Aesthetically, lighting fixtures can be like jewelry for an interior, adding a bit of sparkle and just the right finishing touch to a space. Functionally, there is a lot more to selecting a fixture than just its dashing good looks. The right (or wrong) lighting selection will make or break a design, regardless of how well the rest of the space has been crafted. Below are five key concepts to understand when selecting the right fixture.
The UL, or Underwriters Laboratories, is an independent US company that tests and verifies consumer products to ensure their safety for the public. It is important to select a fixture that has been tested and approved by the UL, especially if it is going in a bathroom it will need to be UL listed for use in damp locations.
Lamping refers to the type of bulb (or lamp) used in a fixture. Different types of bulbs have different light outputs, require different amounts of electricity, and have varying lifespans. For example, LED lights have a much longer lifespan (as much as 10-15 years which is great for fixtures in locations that are difficult to service) and they are also a great option for saving on energy costs. Some fixtures can accommodate different types of bulbs, but others cannot. Be sure to check the specifications to see whether the fixture uses a bulb that is readily available in your local store, or whether it is something you will need to special order, as this will impact the ease of maintenance over time.
Lumens are the measurement of light output from the lamp, or bulb, as mentioned above. We are accustomed to understanding light output in relation to the watts of an incandescent bulb, but with so many other options (LED, halogen, fluorescent) a little math is needed to determine light output: The total output (lumens) you will get from a fixture is equal to the wattage of the bulb, times the lumens per watt for the bulb type. Therefore, a 60w incandescent that produces about 15 lumens per watt will give off only 900 lumens, whereas a 60w LED that produces 30 lumens per watt will give off 1800 lumens. (Hence the energy savings of switching to LED lights.)
Color Temperature refers to how visually “warm” the light output appears. It is measured on the Kelvin scale of 1,000K (warmest) up to 10,000K (coolest). This influences the “mood” you want to set. Psychologically, a room filled with “warm” light (2,000K-3,000K) gives a sense of cozy intimacy and is desirable in restaurants or living rooms. A “cool” white light (3,000K-4,500K) tends to make a space feel vibrant and bright, which works well in offices or bathrooms. Daylight falls around 4,600K-6,500K, which feels energizing and crisp and is great for task lighting.
Finally, the CRI is the Color Rendering Index, measured on a scale of 0-100. Different light bulbs (and hence the fixtures that require them) will vary when it comes to how accurately colors appear under the light. This is separate from Color Temperature, and gets very scientific very fast. To simplify the concept, what is important to note when selecting lighting for spaces where color accuracy is crucial (like a design studio, salon, or your dressing area at home) is that the higher the CRI number, the more accurately you will see color. Daylight has a CRI of about 75 and typically in a living space you will want a CRI of 70 or higher.
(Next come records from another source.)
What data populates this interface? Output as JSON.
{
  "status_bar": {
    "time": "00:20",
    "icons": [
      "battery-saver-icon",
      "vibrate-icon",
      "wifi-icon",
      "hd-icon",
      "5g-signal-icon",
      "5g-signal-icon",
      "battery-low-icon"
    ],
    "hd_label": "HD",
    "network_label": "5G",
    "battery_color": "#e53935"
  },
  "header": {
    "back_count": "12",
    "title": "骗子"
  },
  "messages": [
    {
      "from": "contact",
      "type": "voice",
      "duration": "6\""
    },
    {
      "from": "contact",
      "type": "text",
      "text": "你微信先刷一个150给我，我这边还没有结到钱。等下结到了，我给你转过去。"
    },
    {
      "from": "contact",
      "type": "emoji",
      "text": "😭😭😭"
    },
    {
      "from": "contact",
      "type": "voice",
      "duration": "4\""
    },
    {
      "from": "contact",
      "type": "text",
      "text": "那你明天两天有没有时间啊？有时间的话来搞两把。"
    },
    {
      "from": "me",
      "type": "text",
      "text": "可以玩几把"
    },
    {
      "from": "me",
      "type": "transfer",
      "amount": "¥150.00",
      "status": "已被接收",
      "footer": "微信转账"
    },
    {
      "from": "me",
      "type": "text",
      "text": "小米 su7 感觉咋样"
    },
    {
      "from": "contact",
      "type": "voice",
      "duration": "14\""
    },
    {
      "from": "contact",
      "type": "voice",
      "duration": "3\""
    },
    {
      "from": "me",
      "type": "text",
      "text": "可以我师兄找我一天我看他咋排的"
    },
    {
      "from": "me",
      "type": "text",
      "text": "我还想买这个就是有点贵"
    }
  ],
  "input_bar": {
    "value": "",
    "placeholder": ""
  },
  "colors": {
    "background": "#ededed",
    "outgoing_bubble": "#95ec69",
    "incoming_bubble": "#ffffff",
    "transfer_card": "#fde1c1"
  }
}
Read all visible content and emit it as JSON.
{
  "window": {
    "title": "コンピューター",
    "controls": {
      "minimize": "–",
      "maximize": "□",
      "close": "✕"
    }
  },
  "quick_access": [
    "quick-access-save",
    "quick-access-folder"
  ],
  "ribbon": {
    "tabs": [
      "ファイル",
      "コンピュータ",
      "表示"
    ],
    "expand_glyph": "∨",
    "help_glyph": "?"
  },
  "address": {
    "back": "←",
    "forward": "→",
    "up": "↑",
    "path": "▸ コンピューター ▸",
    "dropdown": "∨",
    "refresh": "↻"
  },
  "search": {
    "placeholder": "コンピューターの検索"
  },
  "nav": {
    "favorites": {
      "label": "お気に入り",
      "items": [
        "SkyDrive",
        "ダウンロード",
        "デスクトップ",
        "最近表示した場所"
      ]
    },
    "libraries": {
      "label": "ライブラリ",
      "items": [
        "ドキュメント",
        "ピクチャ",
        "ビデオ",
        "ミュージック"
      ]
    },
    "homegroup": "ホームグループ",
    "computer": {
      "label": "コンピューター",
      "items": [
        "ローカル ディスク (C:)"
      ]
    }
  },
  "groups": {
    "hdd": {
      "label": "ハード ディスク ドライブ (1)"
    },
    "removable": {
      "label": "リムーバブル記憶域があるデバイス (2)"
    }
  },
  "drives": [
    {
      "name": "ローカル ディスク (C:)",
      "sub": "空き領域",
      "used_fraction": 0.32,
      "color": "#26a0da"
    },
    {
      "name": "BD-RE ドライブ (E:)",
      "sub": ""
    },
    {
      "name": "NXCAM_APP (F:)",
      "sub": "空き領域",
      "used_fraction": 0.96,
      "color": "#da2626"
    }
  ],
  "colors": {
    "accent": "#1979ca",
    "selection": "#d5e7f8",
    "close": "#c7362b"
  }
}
As you can tell, the art and science of lighting can be very complex, and we haven’t even touched issues like beam spread or control systems. For large projects or public buildings where lighting plays a critical role it is often desirable to engage a lighting consultant. However, understanding these five key concepts is a great starting point for discussing the basics with your architect or designer, or shopping for fixtures on your own.